In her article, Meers explains that women, including tenured professors and leaders in business, medicine, and law, have a tendency to follow societal standards, which put them in positions where they are overlooked or dismissed. Meers explains, women professionals tend to:
... tilt our heads and smile encouragingly because we've been socialized to think this is the polite thing to do. And we wait patiently for our turn to speak. And don't retaliate when interrupted.As a result, we lose our voices in the discussion and the value which comes with a different perspective or, in some cases, the correct analysis. Thus, it is we women who perpetuate the norms which cause unhappiness and tension between men and women and cause inefficiency in the work place, when women cannot forcefully offer their opinions and solutions. To alleviate this tension, Meers suggests that women act more like men by being aggressive and taking control.
Meers article offers compelling ideas and solutions to women being overlooked in the workplace, including the idea that to be heard you have to demand an audience and the idea that to change a stereotype you have to act in its opposition. However, I find Meers' analysis and solution incomplete. There is a clear discrepancy in the way males and females are treated in professional environments, but should the solution really be for women to act more like men?
I acknowledge that to be heard you must demand an audience. But Meers suggestion that women resort to "male" tactics, which include behavior like interrupting and having no shame in expressing your opinion, even when you are ill-prepared for the discussion, ignores a bigger issue: that even when women bring compelling arguments and opinions they must resort to "male" tactics to be heard.
I can appreciate the argument that, to destroy gender stereotypes, females must adopt traits that are often associated with men, so that it becomes a gender neutral trait. However, I don't agree that becoming a man in a "man's world" will help produce a better and more efficient working environment. This solution not only perpetuates the value we place on the male opinion and character traits, but completely overlooks the problem we are trying to solve.
We want women to be heard, not simply because we are women, but because we are intelligent people and can offer valuable perspectives, opinions, and solutions. Aggressive or not, we should be concerned that being an expert in your field is not good enough and you can and often will be ignored because of your gender.

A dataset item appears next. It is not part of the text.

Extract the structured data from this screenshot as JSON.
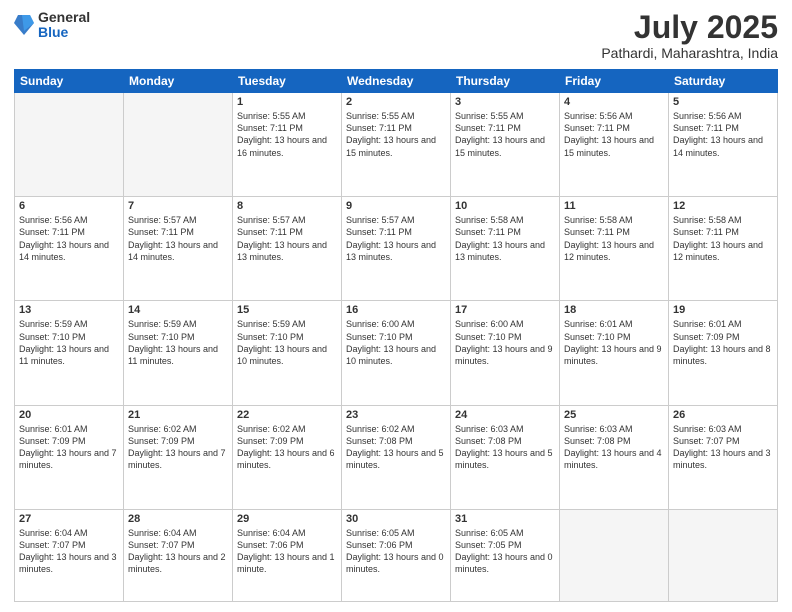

Although Meers' solution may offer a more immediate response to women feeling overlooked and dismissed, another solution may be to revamp working environments so that well-reasoned opinions and substantive arguments are highly valued, regardless of whether they are presented by a woman or man. When it comes to efficiency, especially when it comes to the bottom-line in businesses, it may be better to shift the focus away from gender. The problem isn't that women aren't aggressive enough, but that businesses and our society are willing to ignore well-reasoned opinions and solutions to maintain gender-based societal expectations.